:: Exercise details ::
What is needed is an exact copy of the lines from the one containing "What's the underlying" through the last line of the records, with no pictures.

:: Supplied records ::
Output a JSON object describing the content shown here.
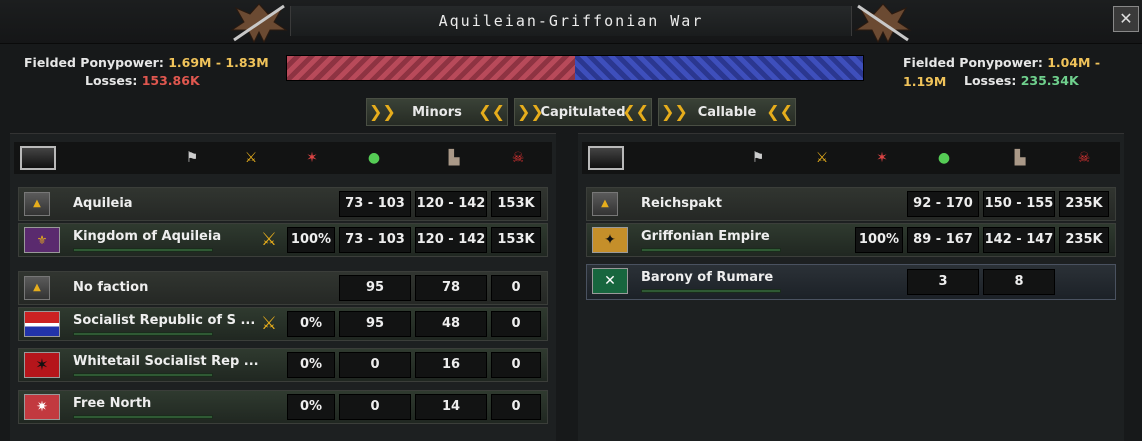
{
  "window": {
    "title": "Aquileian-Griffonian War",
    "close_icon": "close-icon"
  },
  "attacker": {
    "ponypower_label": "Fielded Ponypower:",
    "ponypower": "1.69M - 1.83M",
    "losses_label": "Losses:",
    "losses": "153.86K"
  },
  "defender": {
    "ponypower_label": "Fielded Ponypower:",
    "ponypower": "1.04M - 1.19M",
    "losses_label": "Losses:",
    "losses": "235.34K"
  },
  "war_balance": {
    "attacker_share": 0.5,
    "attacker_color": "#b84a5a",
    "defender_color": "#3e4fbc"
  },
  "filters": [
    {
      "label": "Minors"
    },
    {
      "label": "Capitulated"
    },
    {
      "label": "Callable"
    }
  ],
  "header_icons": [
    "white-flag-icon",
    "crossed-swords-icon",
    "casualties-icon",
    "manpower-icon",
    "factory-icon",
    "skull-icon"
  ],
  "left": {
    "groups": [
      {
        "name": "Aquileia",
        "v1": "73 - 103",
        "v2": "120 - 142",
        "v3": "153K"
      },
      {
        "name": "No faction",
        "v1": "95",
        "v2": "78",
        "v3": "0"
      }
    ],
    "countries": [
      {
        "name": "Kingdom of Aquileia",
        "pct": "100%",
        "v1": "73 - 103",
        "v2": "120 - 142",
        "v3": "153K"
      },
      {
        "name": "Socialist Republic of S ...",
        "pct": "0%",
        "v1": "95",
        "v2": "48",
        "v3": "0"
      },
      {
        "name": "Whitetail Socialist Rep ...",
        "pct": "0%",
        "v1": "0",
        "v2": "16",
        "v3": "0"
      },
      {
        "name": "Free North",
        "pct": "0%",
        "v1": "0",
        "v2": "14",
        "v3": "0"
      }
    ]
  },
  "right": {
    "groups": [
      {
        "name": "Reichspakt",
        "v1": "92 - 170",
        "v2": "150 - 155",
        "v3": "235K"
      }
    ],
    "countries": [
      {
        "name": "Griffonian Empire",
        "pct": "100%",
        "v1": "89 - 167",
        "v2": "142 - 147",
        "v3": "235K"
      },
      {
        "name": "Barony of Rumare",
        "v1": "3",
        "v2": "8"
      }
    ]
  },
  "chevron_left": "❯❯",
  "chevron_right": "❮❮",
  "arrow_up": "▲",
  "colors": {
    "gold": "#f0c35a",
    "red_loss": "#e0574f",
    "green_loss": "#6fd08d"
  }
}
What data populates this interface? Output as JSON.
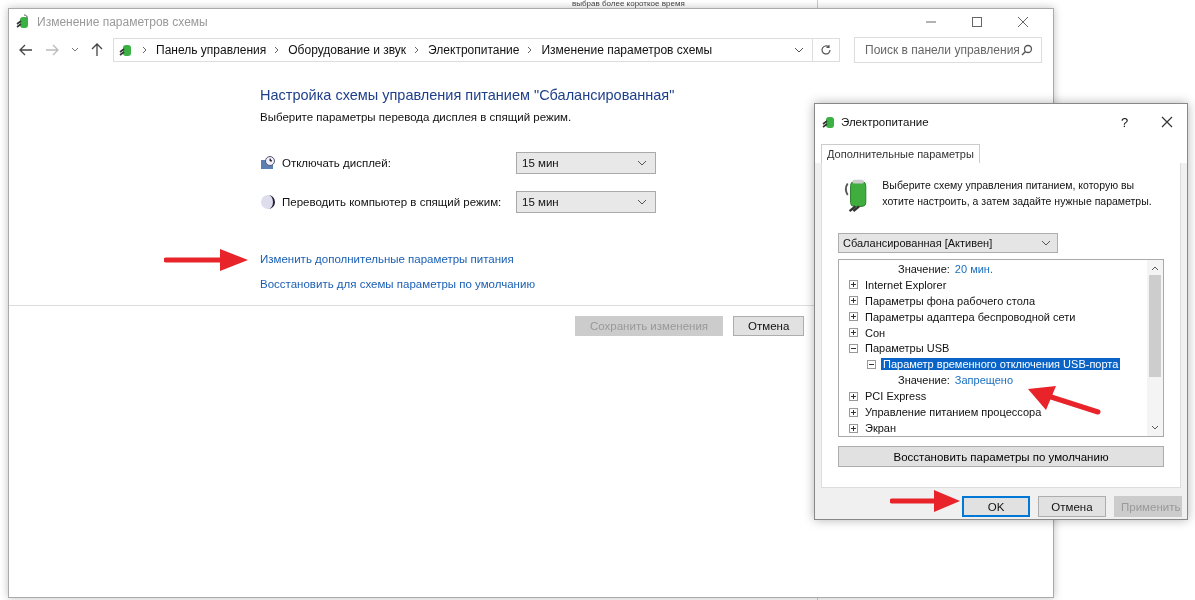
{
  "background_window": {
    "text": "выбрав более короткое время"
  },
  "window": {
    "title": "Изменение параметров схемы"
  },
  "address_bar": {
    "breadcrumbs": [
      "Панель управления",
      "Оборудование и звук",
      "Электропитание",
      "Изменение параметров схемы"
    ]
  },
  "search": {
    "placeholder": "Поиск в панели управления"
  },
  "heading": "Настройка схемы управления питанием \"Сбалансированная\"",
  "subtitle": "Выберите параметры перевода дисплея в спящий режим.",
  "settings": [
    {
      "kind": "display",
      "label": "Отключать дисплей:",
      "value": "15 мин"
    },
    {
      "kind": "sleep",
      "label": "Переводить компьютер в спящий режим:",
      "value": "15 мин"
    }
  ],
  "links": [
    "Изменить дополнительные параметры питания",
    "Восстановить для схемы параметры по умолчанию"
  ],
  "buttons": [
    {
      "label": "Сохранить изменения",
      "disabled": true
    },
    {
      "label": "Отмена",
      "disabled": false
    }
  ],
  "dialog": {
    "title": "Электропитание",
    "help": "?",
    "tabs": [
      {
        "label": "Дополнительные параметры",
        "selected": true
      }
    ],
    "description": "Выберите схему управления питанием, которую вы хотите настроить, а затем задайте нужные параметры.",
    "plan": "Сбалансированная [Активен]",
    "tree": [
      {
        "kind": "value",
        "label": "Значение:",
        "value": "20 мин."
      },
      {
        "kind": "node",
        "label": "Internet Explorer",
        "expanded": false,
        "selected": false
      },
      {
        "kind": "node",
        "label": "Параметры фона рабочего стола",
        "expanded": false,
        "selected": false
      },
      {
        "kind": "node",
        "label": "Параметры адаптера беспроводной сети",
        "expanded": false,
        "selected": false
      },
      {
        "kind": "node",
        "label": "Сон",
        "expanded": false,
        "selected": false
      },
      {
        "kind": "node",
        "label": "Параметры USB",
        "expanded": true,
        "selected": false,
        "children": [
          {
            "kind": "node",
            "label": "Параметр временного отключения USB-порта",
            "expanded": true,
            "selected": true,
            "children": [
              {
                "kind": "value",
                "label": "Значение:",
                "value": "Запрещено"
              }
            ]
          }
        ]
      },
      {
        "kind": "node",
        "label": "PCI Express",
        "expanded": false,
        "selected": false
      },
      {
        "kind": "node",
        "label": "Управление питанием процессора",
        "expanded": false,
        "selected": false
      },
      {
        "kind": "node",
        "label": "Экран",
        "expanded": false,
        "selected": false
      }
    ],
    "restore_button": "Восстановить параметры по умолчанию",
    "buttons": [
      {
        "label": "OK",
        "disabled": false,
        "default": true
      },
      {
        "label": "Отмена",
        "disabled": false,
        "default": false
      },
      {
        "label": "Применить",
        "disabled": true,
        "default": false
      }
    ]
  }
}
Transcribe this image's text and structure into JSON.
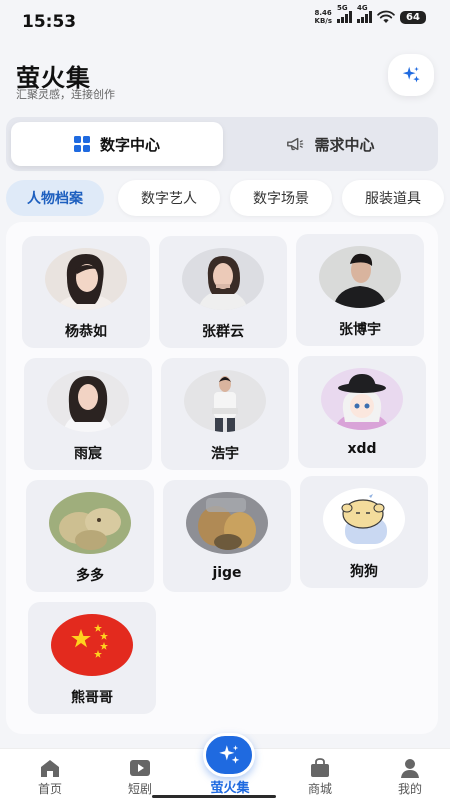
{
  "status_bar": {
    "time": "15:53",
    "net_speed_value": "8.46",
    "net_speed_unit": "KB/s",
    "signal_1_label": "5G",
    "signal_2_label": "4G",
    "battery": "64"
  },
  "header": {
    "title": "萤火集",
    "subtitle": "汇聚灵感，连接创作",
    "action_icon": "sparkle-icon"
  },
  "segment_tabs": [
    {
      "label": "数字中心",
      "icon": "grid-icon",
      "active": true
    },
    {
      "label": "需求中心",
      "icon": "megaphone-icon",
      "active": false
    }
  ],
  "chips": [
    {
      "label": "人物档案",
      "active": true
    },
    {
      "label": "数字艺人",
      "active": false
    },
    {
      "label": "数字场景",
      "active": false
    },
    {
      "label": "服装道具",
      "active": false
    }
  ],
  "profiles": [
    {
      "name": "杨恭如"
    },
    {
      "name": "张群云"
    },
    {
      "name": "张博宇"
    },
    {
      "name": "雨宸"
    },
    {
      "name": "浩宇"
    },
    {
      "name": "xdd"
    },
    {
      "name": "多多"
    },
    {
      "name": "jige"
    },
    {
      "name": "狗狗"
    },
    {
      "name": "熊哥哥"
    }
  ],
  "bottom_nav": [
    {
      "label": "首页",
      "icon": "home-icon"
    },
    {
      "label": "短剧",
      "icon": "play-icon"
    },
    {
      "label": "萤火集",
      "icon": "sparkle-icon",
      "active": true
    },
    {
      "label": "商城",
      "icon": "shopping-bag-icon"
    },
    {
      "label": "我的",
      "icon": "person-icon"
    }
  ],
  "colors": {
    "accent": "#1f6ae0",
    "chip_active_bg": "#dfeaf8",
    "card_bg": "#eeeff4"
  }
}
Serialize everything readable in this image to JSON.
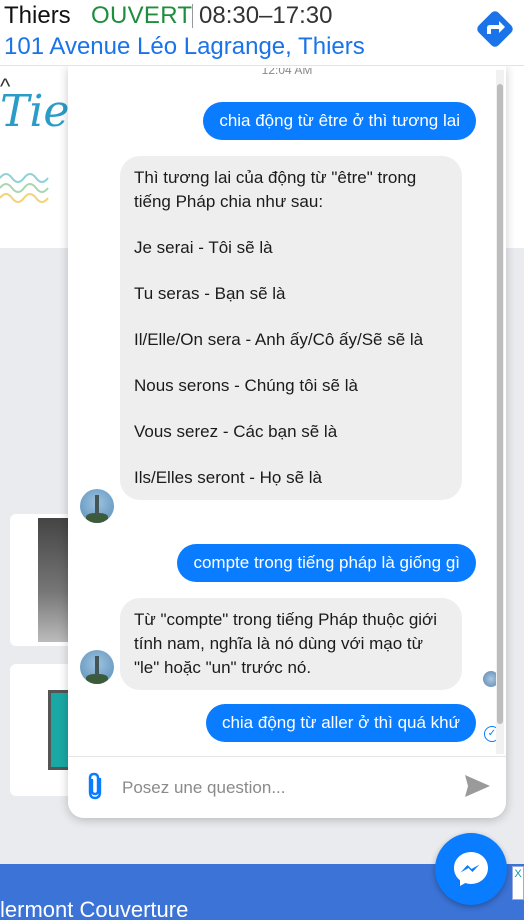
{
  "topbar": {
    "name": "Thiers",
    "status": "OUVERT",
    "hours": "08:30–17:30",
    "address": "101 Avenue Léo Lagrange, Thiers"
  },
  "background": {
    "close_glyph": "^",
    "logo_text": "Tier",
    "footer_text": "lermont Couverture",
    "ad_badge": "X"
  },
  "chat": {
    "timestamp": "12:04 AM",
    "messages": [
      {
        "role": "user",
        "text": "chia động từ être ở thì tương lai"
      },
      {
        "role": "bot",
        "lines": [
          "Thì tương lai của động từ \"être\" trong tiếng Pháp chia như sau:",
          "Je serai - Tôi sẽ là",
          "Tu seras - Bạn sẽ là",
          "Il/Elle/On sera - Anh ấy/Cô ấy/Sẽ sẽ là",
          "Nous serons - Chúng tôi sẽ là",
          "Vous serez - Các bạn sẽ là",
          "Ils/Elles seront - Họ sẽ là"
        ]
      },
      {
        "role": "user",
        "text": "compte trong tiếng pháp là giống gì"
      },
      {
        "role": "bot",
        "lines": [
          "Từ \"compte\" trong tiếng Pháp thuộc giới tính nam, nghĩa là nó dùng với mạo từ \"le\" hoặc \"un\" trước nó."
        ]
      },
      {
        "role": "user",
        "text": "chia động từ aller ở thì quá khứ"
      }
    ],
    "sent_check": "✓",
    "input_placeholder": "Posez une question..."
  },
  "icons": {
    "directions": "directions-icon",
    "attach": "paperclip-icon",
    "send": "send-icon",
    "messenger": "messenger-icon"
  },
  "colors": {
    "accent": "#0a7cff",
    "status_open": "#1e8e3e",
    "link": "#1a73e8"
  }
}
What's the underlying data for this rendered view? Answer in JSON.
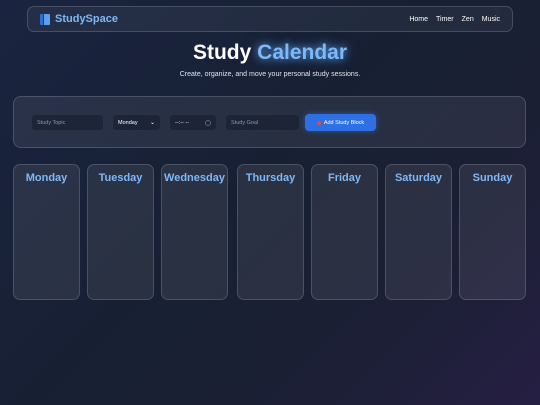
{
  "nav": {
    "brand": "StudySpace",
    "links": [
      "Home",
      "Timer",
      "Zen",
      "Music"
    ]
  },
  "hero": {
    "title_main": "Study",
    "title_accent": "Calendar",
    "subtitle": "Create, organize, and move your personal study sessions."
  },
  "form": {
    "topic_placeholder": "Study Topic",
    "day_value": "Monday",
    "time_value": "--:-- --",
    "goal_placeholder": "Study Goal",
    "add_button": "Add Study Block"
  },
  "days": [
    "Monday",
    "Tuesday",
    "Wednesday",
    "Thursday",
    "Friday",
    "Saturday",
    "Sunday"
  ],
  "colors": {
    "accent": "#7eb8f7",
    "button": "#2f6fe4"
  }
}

:: Task answer ::
What's the underlying data for this rendered view? Answer in JSON.
{
  "nav": {
    "brand": "StudySpace",
    "links": [
      "Home",
      "Timer",
      "Zen",
      "Music"
    ]
  },
  "hero": {
    "title_main": "Study",
    "title_accent": "Calendar",
    "subtitle": "Create, organize, and move your personal study sessions."
  },
  "form": {
    "topic_placeholder": "Study Topic",
    "day_value": "Monday",
    "time_value": "--:-- --",
    "goal_placeholder": "Study Goal",
    "add_button": "Add Study Block"
  },
  "days": [
    "Monday",
    "Tuesday",
    "Wednesday",
    "Thursday",
    "Friday",
    "Saturday",
    "Sunday"
  ],
  "colors": {
    "accent": "#7eb8f7",
    "button": "#2f6fe4"
  }
}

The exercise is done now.